Map of Colonial Boston
Established: 1630
Established by: England

Several prehistoric Native American archaeological sites that were excavated in the city have shown that the peninsula was inhabited as early as 5,000 BC.  Boston's early European settlers first called the area Trimountaine, but later renamed the town after Boston, Lincolnshire, England, from which several prominent colonists had emigrated.

Boston was founded on September 17, 1630, by Puritan colonists from England.  The Puritans of the Massachusetts Bay Colony are sometimes confused with the Pilgrims, who founded Plymouth Colony ten years earlier in what is today Bristol County, Plymouth County, and Barnstable County, Massachusetts.  The two groups, which differed in religious practice, are historically distinct.  The separate colonies were not united until the formation of the Province of Massachusetts Bay in 1691.

Massachusetts Bay Colony's original governor, John Winthrop, gave a famous sermon entitled "A Model of Christian Charity," popularly known as the "City on a Hill" sermon, which captured the idea that Boston had a special covenant with God.  (Winthrop also led the signing of the Cambridge Agreement, which is regarded as a key founding document of the city.)

Puritan ethics molded a stable and well-structured society in Boston. For example, shortly after Boston's settlement, Puritans founded America's first public school, Boston Latin School (1635) and America's first college, Harvard College (1636). Boston was the largest town in British North America until the mid-1700s.

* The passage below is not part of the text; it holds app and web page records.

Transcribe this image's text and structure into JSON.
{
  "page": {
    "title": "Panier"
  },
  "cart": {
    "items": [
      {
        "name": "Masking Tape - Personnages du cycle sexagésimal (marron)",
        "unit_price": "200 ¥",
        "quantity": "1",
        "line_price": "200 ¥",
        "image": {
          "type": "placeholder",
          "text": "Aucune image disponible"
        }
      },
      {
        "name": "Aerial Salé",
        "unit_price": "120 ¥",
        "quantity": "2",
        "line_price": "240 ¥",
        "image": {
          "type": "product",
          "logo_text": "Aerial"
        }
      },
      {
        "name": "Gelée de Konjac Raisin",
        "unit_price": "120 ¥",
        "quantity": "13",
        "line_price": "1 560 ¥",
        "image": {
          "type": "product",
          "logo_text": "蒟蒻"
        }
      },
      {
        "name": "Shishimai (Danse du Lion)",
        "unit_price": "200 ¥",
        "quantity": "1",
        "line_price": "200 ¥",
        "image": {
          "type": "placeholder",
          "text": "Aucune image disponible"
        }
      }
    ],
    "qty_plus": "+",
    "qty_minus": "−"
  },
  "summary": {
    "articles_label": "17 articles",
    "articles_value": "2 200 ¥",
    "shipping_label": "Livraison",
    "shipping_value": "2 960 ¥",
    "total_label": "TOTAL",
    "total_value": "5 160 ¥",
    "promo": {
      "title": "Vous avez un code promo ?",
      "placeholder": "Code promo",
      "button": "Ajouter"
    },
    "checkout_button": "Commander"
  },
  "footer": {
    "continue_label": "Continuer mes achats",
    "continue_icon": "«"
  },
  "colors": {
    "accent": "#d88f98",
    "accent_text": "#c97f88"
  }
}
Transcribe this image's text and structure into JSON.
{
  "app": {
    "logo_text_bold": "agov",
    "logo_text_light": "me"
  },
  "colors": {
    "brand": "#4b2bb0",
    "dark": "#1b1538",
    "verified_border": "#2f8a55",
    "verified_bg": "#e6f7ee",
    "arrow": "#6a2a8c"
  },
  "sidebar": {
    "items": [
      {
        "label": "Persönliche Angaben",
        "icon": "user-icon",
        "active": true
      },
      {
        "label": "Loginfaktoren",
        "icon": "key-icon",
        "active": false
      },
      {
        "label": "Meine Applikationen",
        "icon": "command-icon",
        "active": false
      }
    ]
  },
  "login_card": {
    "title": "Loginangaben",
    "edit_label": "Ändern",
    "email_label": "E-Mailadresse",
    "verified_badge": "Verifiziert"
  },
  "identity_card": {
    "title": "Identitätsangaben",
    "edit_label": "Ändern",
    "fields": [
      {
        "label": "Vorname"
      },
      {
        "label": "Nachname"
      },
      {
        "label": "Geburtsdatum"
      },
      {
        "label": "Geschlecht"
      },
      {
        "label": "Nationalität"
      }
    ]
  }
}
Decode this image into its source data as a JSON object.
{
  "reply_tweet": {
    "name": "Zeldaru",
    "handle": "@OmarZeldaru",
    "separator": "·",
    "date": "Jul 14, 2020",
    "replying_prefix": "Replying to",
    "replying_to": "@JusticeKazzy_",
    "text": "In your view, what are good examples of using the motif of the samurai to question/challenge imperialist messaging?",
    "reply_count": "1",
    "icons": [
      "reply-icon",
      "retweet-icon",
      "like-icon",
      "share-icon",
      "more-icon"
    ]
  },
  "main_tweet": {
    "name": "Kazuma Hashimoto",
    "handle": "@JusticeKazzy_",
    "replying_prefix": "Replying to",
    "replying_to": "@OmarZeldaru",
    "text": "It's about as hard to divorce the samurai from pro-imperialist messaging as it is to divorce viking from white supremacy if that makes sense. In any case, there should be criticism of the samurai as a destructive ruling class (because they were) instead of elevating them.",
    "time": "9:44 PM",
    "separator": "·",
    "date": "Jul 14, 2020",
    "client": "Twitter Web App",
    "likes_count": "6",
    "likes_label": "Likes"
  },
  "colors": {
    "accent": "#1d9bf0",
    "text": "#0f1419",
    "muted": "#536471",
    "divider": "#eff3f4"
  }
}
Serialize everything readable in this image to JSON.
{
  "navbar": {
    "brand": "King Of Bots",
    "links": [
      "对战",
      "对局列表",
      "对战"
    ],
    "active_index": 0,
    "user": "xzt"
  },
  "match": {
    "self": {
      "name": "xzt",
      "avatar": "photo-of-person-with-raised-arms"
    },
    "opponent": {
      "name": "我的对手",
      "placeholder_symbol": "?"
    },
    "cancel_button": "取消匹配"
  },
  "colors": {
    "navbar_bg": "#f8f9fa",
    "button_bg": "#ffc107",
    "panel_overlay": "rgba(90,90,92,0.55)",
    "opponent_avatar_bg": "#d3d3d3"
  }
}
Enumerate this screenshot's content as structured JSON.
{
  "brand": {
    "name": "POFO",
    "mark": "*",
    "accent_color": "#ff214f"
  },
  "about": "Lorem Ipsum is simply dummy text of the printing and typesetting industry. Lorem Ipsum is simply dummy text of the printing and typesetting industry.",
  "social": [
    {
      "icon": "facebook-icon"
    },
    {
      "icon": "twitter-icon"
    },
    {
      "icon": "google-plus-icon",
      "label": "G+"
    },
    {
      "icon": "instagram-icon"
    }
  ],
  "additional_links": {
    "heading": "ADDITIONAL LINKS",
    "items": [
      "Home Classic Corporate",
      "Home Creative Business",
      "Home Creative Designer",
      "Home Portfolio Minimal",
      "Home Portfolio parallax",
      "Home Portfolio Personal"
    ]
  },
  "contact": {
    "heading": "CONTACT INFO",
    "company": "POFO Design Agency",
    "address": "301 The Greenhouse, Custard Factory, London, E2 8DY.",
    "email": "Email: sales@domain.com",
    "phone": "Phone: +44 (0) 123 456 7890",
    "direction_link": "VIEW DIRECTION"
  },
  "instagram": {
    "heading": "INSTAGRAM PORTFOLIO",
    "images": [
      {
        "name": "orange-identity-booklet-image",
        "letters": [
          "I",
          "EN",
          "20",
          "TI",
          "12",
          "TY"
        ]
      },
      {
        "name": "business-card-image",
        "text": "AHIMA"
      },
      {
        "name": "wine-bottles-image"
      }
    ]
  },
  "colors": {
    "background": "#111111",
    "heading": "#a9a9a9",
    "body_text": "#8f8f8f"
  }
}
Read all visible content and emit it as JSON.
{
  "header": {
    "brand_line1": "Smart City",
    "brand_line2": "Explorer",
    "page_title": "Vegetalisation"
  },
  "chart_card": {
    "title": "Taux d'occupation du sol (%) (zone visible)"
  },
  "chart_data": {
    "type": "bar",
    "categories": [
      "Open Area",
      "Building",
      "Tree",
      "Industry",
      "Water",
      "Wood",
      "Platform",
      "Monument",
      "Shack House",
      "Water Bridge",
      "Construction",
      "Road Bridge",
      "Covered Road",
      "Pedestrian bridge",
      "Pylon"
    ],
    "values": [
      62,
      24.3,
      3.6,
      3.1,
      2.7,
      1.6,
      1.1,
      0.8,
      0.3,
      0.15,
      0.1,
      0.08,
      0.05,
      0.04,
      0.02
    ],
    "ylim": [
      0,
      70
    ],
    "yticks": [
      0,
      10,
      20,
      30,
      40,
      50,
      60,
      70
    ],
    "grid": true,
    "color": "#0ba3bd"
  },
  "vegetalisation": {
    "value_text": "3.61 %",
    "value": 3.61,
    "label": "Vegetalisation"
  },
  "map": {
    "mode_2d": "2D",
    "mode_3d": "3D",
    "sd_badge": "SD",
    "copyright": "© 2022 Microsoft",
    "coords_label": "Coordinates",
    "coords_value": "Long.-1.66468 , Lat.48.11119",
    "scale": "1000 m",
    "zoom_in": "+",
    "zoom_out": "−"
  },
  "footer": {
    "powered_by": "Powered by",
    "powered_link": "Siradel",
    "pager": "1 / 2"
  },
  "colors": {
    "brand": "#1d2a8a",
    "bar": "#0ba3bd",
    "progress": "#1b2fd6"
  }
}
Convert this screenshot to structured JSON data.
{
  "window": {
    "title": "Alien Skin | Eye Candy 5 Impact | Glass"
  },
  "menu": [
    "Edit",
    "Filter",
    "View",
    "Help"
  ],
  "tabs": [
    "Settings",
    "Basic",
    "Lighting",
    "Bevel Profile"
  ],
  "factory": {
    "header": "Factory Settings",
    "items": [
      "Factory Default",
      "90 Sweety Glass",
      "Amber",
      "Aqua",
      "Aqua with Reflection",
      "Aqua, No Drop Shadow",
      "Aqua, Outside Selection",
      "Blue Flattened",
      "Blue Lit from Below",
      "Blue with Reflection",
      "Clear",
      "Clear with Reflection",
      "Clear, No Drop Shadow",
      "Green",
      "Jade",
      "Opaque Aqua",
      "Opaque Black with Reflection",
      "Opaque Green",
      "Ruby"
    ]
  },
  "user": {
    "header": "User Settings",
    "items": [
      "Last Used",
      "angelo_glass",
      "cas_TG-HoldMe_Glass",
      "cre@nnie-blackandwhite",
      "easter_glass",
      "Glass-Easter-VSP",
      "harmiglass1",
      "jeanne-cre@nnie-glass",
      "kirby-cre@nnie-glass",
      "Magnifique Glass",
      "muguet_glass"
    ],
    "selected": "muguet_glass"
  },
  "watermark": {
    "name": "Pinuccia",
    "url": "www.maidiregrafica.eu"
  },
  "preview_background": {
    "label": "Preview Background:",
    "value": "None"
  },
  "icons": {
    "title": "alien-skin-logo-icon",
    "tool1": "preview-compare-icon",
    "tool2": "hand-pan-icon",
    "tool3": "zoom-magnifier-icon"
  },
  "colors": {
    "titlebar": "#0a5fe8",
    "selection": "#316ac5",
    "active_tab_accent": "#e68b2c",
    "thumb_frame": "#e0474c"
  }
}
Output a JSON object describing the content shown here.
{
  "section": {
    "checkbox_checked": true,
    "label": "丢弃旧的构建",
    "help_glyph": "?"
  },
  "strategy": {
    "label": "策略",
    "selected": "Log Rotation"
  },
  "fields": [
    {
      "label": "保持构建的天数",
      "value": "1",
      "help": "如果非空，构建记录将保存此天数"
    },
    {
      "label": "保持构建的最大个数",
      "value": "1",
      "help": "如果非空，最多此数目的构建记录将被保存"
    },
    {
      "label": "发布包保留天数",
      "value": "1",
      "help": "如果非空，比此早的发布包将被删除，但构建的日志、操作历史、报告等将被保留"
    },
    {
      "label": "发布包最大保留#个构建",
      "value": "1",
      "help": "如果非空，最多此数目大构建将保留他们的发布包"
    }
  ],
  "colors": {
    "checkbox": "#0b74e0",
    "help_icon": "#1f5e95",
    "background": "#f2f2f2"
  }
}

In the 1770s, British attempts to exert more-stringent control on the Thirteen Colonies prompted Bostonians to initiate the American Revolution.  The Boston Massacre, the Boston Tea Party, and several early battles—including the Battle of Lexington and Concord, Battle of Bunker Hill, and the Siege of Boston—occurred in or near the city. During this period, Paul Revere made his famous midnight ride.